The US Senate has passed legislation raising the Treasury Department’s borrowing authority, which would end the government shutdown that has crippled the country since October 1. The Senate sent the measure to the House of Representatives for final passage, before being signed into law by Obama. The legislation passed by Congress last night to raise the debt ceiling and fund the government in 2014 will bring the furloughed workers back to work, but Bloomberg reported that it may be weeks or months before the government resumes issuing loans, payments and contracts at a normal pace.
“The shock wave will last for months” said Larry Allen, president of Allen Federal Business Partners, a contract consulting firm in Mclean, Virginia, in an interview. Although, the halt in government operations was shorter than the budget shutdowns in 1995 and 1996 that lasted 26 days, this year’s disruption has been far broader in scope, said Barry Anderson, who was assistant director of the White House Office of Management and Budget during the fiscal 1996 shutdown. In the earlier shut down Congress had completed seven of its 13 annual appropriations bills, funding agencies in the previous stoppage – leaving vast parts of the government still working. This time not a single agency funded at Congress’s discretion had final budget approval.
Return to Work
Federal agencies were instructed to begin opening offices today in a “prompt and orderly manner,” according to a memo from the Office of Management and Budget (OMB) director Sylvia Burwell that cleared furloughed employees to return to work. “We will work closely with departments and agencies to make the transition back to full operating status as smooth as possible,” Burwell said in the memo after Obama signed the bill ending the shut down.
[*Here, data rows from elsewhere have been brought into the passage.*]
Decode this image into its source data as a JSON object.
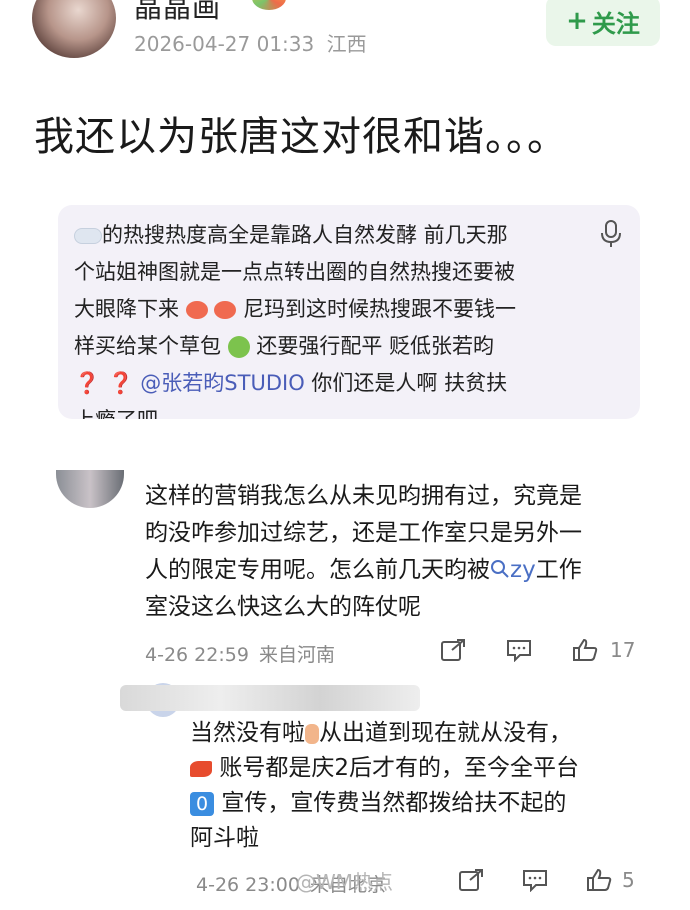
{
  "header": {
    "username": "晶晶画",
    "timestamp": "2026-04-27 01:33",
    "location": "江西",
    "follow_label": "关注"
  },
  "post": {
    "text": "我还以为张唐这对很和谐。。。"
  },
  "embedded": {
    "line1": "的热搜热度高全是靠路人自然发酵 前几天那",
    "line2": "个站姐神图就是一点点转出圈的自然热搜还要被",
    "line3a": "大眼降下来",
    "line3b": " 尼玛到这时候热搜跟不要钱一",
    "line4a": "样买给某个草包 ",
    "line4b": "还要强行配平 贬低张若昀",
    "q_marks": "❓ ❓",
    "mention": "@张若昀STUDIO",
    "line5b": " 你们还是人啊 扶贫扶",
    "line6": "上瘾了吧"
  },
  "comment": {
    "text1": "这样的营销我怎么从未见昀拥有过，究竟是",
    "text2": "昀没咋参加过综艺，还是工作室只是另外一",
    "text3a": "人的限定专用呢。怎么前几天昀被",
    "search_term": "zy",
    "text3b": "工作",
    "text4": "室没这么快这么大的阵仗呢",
    "time": "4-26 22:59",
    "from": "来自河南",
    "likes": "17"
  },
  "reply": {
    "line1a": "当然没有啦",
    "line1b": "从出道到现在就从没有，",
    "line2": "账号都是庆2后才有的，至今全平台",
    "zero_label": "0",
    "line3": "宣传，宣传费当然都拨给扶不起的",
    "line4": "阿斗啦",
    "time": "4-26 23:00",
    "from": "来自北京",
    "likes": "5"
  },
  "watermark": "@WM热点",
  "colors": {
    "follow_bg": "#eaf6ea",
    "follow_text": "#2f9a4b",
    "mention": "#4a5db8",
    "meta": "#9a9a9a"
  }
}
Effects of the Shutdown
The 16 day- halt in operations in many federal agencies has reduced the economic growth by 0.6 percent in the fourth quarter GDP, S&P said. John Koskinen, Deputy Director of Management at OMB said “Significant additional costs, that cannot be determined at this time, include interest payments to third parties” when the government does not pay its bill on time to third parties. There will also be additional personnel costs necessary to deal with the backlog of work resulting from the shutdown.” Elaborating in detail, Charles Tiefer, Professor of law at the University of Baltimore who has studied shutdowns said the expenditures (payments to third parties) could be in billions, it would be difficult for the agencies to carefully audit the huge backlog of payments including those to IRS and Medicare claims.
Reliance on Technology
Excessive reliance on information technology at U.S. agencies also poses pitfalls as workers return to their work. The Federal government is dependent on the internet, operating huge networks that offer online services and mobile platforms that link employee, citizens and businesses directly to digital forms and applications. Agencies that continued to collect large amounts of data measured in tera – or petabytes should reboot their systems to ensure the networks are operating properly after a period of lax monitoring.
American auto giant, General Motors said the shutdown will hit consumer confidence, while another automaker Hyundai said that industry sales could fall as much as 10 percent in October due to the shutdown.